Let’s stop turning a blind eye to the problems of the world because we are not directly affected by them or because we think change is beyond our reach. Skepticism is just an excuse for not helping and speaking up for a cause you believe in. Stand for something.
I was interviewed on Fox News after the Las Vegas shooting. Just before I went on air, I was told not to mention gun control. They wanted guests to stay neutral and steared the interview away from questions that might lead me to take a political stance. I obliged and yet in the wake of recent events, I wonder, if the news channels provided a vehicle for more constructive dialogue that can raise public awareness, could incidents like this school shooting have been avoided? This same pattern is reflected in social media too. I see people that are afraid to speak up or comment on challenging political topics where there are no easy answers. Afraid someone will unfriend them for sharing anything other than a neutral opinion. Those that do speak up, often hate on the people that hold an opposing perspective and don’t provide the space to allow a dialogue to take place.

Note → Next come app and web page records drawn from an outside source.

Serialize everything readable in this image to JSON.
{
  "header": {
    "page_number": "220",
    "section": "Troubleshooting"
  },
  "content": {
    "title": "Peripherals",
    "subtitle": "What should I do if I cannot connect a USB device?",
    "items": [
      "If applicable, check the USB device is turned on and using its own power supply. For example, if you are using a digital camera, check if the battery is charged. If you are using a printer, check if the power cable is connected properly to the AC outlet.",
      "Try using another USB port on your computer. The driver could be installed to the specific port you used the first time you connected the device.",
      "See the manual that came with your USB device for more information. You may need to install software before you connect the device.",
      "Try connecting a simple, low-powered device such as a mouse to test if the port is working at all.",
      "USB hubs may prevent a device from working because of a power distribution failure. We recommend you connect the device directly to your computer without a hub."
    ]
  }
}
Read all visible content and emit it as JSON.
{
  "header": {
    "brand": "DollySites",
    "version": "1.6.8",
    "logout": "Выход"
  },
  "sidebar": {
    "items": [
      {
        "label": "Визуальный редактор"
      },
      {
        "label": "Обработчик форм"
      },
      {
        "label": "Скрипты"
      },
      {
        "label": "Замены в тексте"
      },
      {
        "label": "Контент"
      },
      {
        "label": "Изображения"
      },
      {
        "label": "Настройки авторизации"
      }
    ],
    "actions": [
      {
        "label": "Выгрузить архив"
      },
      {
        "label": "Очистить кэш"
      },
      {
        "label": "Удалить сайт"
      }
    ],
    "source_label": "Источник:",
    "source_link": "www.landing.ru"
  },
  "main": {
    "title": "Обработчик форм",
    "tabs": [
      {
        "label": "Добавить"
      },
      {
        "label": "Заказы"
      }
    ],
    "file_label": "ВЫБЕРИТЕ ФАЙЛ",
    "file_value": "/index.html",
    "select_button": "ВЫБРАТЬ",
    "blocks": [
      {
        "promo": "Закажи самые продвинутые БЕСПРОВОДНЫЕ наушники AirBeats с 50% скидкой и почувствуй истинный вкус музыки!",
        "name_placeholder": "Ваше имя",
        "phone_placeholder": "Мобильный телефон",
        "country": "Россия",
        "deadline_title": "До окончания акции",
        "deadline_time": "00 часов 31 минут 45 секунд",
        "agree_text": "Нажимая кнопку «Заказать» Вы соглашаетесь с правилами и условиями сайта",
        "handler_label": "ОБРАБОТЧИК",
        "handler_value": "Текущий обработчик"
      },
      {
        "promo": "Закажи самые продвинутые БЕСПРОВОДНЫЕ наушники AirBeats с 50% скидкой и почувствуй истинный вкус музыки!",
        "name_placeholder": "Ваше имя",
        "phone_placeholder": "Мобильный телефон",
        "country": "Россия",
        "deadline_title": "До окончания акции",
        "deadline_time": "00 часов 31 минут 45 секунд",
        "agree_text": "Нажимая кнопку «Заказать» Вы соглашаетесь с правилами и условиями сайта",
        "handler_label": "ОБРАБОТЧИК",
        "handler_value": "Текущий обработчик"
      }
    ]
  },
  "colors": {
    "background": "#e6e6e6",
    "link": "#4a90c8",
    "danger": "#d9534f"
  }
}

I remember a story my Grandfather told me about Gandhi that speaks volumes about Gandhi’s character. General Smuts, the South African Prime Minister who was on the receiving end of Gandhi’s nonviolent campaign, confessed to Gandhi that he could deal with railway employees who were angry and hateful and said he did not mind using crushing violence against them. However, he said, he had a hard time dealing violently with Gandhi because although the Mahatma opposed his policies of discrimination, he always treated him with respect and consideration. During World War II when the British Government led by Sir Winston Churchill unleashed a campaign against Gandhi, General Smuts could not side with Churchill in saying anything bad about Gandhi.
So you see, it is possible to speak truth to power while respecting people that hold different opinions to us. Let’s stand against the action, not the person. Let’s use the power of our voice to affect change where it matters. We owe it to ourselves. We owe it to our kids who are inheriting the world we have created. We owe it to the everyday folks that fill our history books; the folks who walked the hard path and stood up to power when faced with injustice so that we could live with the freedom we have today.
I applaud this young woman at the rally for standing up and speaking without fear, or possibly more accurately, speaking despite her fear. I applaud this young woman for doing her due diligence and knowing her numbers so that millions listened and took her words to heart. I applaud this young woman for prioritizing the lives of her classmates and all kids and adults around the country who do not deserve to be at the receiving end of a senseless act of violence.
If this is a snapshot of the generation that is is soon to enter the workforce, they have my deepest respect and admiration for daring greatly. It’s a lesson we can all live by.
“Now Is The Time And You Are A Leader” – Leena Patel
Originally published at www.leenapatellive.com